This past week and weekend I had to help out with a project that I used to lead two years ago. Since I handed it over there has been several changes to the project. The project saw quite a few test leads come and go, several project managers changed hands and project changed directions several times.
This product is part of our legacy system and a project that I loved working on. Right now due to lot of compliance changes its mandatory that they hit the release date. There is no wiggle room. They asked me if I could help and I did sure why not.
They assigned a couple of change requests to me and sent me the documents I would need to successfully test these changes. I came in thinking its going to be easy peasy. Guess I was wrong.
The product was the same. Yes it is like riding a bike. As soon as I logged into the application everything came back to me. The caveat though was that the processes for the project had changed. From being a successfully self run motor vehicle it had become a car that needed pushing all the time. I am not going to get into the details of the actual work.
This is a mini vent of things I learned from testing this product:
- When working under pressure (especially when the focus is to hit the date) no matter what we want to think chances of making mistakes are higher. No one can be blamed. There is less time go review your own work irrespective of your role. Requirements may be missed, code changes often impact areas that developers didn’t get time to review, testing scenarios are missed and chances are these mistakes wont be caught till it goes to the customer. No one wants to do these on purpose but circumstances force these situations. No these are not excuses I am making, I am talking about human beings who have to work overtime, spend weekend and weeknights to get things done.

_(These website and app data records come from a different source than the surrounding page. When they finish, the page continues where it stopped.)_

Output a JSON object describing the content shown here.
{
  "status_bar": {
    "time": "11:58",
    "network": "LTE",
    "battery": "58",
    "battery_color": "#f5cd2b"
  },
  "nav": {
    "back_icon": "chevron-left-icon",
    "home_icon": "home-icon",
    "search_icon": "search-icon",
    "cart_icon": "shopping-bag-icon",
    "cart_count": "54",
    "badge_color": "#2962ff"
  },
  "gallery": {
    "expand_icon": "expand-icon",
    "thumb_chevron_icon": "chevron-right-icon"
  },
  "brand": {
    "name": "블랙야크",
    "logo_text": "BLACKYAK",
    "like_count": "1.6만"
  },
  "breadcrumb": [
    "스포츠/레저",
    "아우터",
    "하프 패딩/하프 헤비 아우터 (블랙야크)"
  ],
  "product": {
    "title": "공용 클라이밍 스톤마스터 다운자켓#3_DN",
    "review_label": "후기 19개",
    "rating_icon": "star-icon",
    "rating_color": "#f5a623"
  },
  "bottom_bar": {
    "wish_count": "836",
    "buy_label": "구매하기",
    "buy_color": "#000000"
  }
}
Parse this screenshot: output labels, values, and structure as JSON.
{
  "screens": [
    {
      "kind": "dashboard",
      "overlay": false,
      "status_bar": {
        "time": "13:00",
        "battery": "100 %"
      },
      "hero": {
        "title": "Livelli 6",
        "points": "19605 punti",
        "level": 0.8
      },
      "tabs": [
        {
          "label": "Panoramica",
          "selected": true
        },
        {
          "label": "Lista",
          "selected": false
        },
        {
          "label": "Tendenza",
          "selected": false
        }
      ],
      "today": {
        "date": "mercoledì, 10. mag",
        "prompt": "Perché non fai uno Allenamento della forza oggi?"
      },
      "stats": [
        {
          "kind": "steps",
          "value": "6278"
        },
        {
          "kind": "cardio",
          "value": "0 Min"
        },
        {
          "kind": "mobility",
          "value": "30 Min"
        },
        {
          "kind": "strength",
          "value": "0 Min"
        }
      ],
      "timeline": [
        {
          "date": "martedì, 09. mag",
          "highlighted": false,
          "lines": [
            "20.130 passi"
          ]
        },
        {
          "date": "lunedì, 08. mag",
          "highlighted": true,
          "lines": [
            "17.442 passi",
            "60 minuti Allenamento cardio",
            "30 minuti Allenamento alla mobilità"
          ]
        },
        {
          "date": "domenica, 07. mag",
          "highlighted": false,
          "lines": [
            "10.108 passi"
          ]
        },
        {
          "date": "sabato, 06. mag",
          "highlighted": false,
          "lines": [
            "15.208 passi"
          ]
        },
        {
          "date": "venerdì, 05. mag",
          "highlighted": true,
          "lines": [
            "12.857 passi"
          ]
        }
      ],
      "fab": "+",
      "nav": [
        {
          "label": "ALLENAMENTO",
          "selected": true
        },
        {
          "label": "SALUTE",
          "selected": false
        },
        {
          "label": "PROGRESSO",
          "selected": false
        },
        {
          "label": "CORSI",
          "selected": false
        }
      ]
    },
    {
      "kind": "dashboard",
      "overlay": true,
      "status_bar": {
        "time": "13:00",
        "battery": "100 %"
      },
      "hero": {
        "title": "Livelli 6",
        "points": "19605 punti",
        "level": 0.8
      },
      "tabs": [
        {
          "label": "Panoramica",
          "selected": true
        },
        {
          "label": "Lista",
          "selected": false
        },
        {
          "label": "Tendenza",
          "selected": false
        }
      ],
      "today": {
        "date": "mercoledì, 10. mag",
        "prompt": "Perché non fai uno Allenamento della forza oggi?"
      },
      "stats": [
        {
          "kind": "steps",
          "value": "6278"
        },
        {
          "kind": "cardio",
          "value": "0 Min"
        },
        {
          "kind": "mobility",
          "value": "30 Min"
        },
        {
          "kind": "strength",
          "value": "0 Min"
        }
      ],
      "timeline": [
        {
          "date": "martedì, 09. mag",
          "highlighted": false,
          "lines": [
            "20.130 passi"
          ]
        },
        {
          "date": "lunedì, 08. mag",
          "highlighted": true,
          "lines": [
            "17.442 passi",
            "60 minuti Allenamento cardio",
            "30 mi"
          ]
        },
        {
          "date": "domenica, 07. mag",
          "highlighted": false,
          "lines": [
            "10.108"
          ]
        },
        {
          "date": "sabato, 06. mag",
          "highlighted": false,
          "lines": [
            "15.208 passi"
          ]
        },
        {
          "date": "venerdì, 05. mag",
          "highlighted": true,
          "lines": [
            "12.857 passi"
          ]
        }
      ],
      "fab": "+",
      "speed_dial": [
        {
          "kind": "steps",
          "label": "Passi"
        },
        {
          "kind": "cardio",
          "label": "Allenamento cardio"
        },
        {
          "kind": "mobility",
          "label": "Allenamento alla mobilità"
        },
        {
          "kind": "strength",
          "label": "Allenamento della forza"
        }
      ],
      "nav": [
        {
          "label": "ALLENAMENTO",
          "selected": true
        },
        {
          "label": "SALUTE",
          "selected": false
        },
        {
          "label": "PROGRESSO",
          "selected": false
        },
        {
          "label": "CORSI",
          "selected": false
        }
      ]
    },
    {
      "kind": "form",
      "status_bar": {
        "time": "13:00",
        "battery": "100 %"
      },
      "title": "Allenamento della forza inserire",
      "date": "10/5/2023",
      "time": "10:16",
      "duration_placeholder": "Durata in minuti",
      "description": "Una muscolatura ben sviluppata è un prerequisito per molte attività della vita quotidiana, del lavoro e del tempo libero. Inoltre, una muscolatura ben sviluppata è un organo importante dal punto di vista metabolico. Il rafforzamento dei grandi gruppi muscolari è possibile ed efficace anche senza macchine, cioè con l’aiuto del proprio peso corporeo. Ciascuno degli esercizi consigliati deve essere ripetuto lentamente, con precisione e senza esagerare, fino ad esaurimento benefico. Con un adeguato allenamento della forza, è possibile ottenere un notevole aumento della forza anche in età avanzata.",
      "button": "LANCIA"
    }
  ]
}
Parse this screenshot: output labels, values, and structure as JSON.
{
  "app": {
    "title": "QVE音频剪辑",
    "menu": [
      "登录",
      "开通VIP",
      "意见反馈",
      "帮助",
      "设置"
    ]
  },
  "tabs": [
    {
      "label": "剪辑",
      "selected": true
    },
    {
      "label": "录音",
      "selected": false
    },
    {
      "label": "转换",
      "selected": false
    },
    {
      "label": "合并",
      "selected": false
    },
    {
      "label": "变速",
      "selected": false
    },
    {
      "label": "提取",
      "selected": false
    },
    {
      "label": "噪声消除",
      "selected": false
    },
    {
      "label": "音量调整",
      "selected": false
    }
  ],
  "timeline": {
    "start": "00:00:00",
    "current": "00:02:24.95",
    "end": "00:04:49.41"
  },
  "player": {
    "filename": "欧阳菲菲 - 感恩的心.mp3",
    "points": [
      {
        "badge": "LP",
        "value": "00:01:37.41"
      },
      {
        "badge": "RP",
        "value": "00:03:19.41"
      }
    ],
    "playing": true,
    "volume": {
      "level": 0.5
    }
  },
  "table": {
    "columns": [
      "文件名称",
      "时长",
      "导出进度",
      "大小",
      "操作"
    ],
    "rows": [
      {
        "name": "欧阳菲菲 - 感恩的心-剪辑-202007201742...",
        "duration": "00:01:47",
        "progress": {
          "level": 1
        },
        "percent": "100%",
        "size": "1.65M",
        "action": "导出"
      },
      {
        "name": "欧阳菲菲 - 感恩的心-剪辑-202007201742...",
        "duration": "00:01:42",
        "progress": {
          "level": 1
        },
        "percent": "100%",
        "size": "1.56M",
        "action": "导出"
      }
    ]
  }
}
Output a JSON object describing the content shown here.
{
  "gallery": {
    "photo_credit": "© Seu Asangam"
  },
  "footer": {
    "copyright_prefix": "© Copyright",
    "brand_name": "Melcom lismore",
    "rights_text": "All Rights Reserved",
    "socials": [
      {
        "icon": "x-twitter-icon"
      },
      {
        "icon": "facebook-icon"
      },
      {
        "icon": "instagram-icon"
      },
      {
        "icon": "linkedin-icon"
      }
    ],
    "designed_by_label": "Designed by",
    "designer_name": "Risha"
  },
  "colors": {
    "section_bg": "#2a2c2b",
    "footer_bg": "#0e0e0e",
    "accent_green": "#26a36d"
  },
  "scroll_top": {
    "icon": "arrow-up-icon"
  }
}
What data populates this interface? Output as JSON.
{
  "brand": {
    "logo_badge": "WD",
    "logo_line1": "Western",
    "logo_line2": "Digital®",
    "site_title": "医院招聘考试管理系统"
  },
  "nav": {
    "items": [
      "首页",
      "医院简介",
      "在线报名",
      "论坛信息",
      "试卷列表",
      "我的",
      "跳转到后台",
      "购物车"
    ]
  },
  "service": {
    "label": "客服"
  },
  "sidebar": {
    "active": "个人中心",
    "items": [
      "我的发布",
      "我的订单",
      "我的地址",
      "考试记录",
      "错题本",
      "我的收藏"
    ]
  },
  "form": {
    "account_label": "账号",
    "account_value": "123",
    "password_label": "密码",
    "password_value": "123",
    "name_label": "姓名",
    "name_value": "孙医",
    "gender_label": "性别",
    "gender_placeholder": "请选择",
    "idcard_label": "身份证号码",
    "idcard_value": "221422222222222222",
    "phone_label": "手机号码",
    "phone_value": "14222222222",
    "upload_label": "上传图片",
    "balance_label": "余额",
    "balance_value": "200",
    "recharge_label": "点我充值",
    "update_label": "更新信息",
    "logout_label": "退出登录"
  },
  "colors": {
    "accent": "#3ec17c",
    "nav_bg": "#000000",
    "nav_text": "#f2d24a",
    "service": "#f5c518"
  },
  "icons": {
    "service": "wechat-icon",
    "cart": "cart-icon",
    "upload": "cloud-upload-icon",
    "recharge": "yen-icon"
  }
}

- How do handle this?
- Teams need to take a break, so occasionally even if we are behind, ask the team to take some time to do other stuff. Yes we are loosing time but when people come back from the break they will be better charged.
- Patience is an asset. Everyone is busy and being patient and polite will take you a long way.
- Get someone outside of the team to help with testing. Support line, product managers, project managers, etc
- Someone who can help without ramp up time.
- They will be able to look at it with a new set of eyes and help with finding issues and ask questions that others might overlook.
- Split the product into feature areas and get all or few testers to test one area fully one at a time. Wait for one a complete round of testing in that one area, log all issues and then fix them at the same time so a second round of testing can be done to wrap it up.
- This will help gather all issues within a few hours.
- Also coders can fix all issues at the same time instead of touching the code at various times.
- Scope, date and quality – three pieces of the release equation. Product can only have any two at a time. So if the date is fixed and more issues are found, then either the date has to be moved or scope has to be reduced (cannot fix all found issues). So really product team has to decide which one item will provide the wiggle room for the product. Can we move the date? Can the product release with known issues?
- Whole team fails if the product does not release or releases with poor quality no matter who else within the team were on schedule or completed their tasks on time. Project failure equals to team failure.
Easy to talk about all this now that the work is wrapping up well and kudos to everyone on this project for having done everything they can or could. True test of team work comes when there is a crisis.